It’s a relatively small week for me, but there are still some strong picks to be found. Leading the pack is Moon Knight #8 by Brian Wood, Greg Smallwood, and Jordie Bellaire, with cover at by Declan Shalvey. This issue features a bold structural approach right at home in the world of the ubiquitous iPhone, an installment of this crisp series that’s sure to delight with its willingness to experiment with the medium, examine our perceptions of public figures, and provide commentary on social interaction in The Digital Age. I’m calling it early; it could be a contender for this year’s Eisner Award for Best Single Issue.
If you ask me, Jason Aaron is responsible for (along with artist R. M. Guera, a guy who should seriously be working more) one of the greatest modern comics with Scalped, so I’m always up for more of his creator-owned work. If Southern Bastards wasn’t enough to stick in your craw, this week it’s Men of Wrath #1 with Ron Garney. Aaron’s work is so strong that I also read his work-for-hire projects, so I’ll give Thor #1 a look too, with art by Russell Dauterman, a much-ballyhooed female protagonist, and a lovely Fiona Staples cover.
So far, I found the first volume of the series a little more raucous funny, but God Hates Astronauts #2 will surely be good for a laugh at the hands of Ryan Browne, and I’ll also be checking out Gotham Academy #1 by Brenden Fletcher, Becky Cloonan, and Karl Kerschl. There’s a lot of expectation and hype already built up around this title, so I hope it delivers. I’m also curious about the Blackhand Comics Hardcover by the co-creator of Deadly Class, Wes Craig. I’ve been very impressed with Craig’s work lately, like some delicious blend of David Aja and Dark Knight Returns-era Frank Miller.

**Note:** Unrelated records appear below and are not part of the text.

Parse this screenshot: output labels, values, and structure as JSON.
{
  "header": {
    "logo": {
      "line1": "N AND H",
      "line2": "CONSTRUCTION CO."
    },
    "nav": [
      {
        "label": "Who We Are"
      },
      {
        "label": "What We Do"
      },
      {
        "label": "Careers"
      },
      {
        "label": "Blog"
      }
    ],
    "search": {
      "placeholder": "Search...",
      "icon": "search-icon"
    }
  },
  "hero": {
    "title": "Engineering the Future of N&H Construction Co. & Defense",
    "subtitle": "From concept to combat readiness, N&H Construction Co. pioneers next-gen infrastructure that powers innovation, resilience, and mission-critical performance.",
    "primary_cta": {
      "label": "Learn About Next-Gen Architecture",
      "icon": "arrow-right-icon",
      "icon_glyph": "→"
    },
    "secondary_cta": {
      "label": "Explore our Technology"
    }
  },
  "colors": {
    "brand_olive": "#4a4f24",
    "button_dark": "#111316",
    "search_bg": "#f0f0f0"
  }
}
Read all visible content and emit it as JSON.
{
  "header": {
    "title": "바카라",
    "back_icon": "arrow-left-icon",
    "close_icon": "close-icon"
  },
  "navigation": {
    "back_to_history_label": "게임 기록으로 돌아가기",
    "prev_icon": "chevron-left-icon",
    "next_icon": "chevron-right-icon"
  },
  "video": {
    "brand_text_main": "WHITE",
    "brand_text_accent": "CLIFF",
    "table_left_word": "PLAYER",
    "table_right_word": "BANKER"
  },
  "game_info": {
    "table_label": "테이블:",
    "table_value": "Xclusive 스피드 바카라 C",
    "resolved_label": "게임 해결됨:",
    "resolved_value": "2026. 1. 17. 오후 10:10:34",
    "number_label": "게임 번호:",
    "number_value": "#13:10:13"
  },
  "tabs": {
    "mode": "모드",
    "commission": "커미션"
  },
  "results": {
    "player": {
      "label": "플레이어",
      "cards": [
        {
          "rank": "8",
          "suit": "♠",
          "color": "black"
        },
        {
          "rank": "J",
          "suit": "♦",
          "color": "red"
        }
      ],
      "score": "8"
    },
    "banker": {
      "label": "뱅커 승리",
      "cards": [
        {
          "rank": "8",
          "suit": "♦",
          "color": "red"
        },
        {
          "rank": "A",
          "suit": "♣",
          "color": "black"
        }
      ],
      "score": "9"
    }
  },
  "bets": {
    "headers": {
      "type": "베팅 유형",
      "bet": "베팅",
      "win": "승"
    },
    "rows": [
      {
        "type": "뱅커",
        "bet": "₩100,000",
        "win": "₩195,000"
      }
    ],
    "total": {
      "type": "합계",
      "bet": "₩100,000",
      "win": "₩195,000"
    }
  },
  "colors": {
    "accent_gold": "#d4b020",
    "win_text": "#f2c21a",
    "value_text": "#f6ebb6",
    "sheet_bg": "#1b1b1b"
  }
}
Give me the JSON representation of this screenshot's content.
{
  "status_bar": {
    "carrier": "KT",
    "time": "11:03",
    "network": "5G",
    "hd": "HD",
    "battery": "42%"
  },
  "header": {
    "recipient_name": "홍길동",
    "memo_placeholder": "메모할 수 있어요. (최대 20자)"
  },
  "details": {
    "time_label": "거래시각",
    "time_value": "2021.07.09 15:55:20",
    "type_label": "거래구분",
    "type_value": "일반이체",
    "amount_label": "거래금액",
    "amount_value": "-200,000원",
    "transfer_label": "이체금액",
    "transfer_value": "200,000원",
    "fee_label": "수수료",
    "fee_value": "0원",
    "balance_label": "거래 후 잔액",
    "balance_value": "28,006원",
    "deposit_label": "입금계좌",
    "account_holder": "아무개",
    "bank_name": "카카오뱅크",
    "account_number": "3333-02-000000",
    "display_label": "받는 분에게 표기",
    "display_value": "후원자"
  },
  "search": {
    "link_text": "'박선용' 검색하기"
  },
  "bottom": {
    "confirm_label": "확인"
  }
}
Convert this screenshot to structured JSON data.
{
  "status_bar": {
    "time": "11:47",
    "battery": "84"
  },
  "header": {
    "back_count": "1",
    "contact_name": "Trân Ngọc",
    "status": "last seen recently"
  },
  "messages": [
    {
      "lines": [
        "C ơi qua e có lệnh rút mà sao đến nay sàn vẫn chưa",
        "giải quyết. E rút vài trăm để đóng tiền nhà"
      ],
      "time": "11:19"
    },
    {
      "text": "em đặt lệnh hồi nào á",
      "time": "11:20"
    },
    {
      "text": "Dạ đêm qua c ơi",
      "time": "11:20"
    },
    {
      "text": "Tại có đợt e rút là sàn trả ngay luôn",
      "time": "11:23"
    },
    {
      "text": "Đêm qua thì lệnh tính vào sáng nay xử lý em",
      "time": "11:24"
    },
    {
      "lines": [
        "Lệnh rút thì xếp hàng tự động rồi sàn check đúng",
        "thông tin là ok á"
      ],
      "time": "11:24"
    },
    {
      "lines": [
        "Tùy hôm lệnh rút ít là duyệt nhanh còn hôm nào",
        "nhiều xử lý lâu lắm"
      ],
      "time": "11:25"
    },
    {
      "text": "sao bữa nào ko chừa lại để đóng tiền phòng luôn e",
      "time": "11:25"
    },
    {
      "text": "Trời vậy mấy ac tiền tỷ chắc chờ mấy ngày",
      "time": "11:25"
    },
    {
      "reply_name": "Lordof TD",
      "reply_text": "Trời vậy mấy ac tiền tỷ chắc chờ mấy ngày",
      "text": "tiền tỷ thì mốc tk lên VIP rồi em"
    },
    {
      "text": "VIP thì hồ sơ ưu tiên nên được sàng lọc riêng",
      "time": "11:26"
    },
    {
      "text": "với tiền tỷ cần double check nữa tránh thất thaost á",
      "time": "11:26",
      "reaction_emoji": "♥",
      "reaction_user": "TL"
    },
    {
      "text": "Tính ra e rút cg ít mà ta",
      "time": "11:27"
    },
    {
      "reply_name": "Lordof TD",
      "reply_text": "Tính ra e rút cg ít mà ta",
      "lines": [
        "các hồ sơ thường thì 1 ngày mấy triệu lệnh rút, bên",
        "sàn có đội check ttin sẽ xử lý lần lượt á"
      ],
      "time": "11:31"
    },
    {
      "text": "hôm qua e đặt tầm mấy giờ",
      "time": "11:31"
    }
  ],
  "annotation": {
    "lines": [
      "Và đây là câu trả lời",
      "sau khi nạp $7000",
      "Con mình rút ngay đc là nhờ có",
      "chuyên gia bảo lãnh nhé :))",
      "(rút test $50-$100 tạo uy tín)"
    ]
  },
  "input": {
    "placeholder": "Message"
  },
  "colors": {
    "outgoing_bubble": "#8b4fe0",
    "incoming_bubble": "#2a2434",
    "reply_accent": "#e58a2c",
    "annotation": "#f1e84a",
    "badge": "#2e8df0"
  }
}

I’m definitely picking up Detective Comics #35. Now, I don’t think I have ever recommended an issue of Detective Comics, and I’ve been largely out on all things New 52, but this is special. For two issues, writer Ben Percy teams up with artist John Paul Leon (The Winter Men, Earth X), who is hands down one of the best artists working today. I’ve interviewed JPL and you’d be hard-pressed to find a more thoughtful craftsman. He’s been primarily applying his moody ink-drenched aesthetic to cover art in recent years (DMZ, The Massive), so it’s a real treat to see interior work. It’s an opportunity you shouldn’t miss.